The Papilio zelicaon has physical attributes characterized by a hindwing with a yellow-orange eyespot near the tail in addition to a round black center that remains disconnected to the hindwing margin. The anal cell of the hindwing margin is relatively yellow while the overall wing span is approximately 7.0-9.0 cm. While the general habitat includes bare hills, mountains, fields and gardens, the general geographic distribution ranges from British Columbia to Baja California, New Mexico. As a caterpillar, the young Papilio zelicaon feeds on leaves while the older caterpillars utilize flowers as a food source. The general caterpillar hosts include species within the parsley family and some plant species within the citrus family (1). Studies have been conducted on the anise swallowtail in respect to deacclimation. Findings displayed that the anise swallowtail cannot go through deacclimation during the cold snaps in the spring thus the result is mortality (2).
(1) “Anise Swallowtail Papilio zelicaon Lucas, 1852.” Butterflies and Moths of North America, Metalmark Web and Data, https://www.butterfliesandmoths.org/species/Papilio-zelicaon.
(2) Williams, C. M., A. Nicolai, L. V Ferguson, M. A. Bernards, J. J. Hellmann, and B. J. Sinclair. 2014. Cold hardiness and deacclimation of overwintering Papilio zelicaon pupae.
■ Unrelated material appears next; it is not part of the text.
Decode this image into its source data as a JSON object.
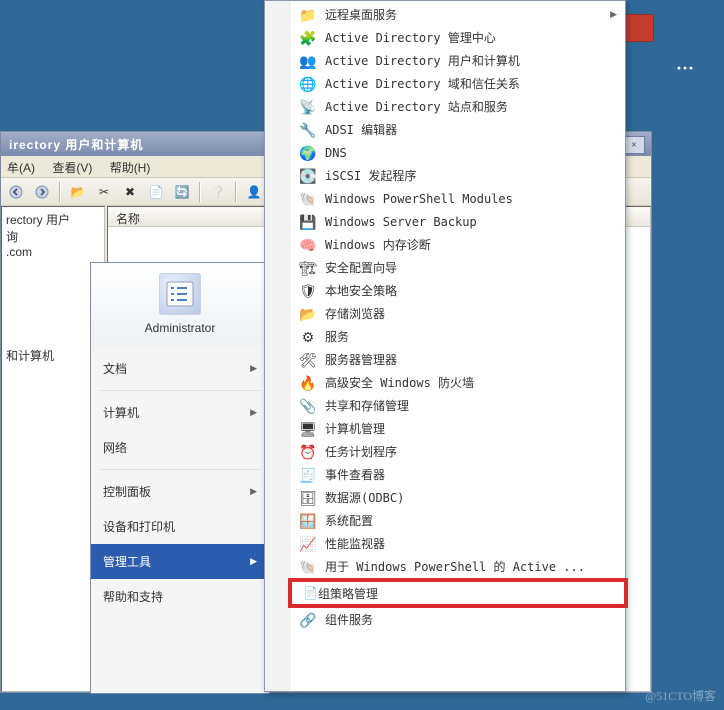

Comparative Biochemistry and Physiology Part A: Molecular & Integrative Physiology 178:51–58.
(Williams et al. 2014)
(Photograph) Gerald and Buff Corsi © California Academy of Sciences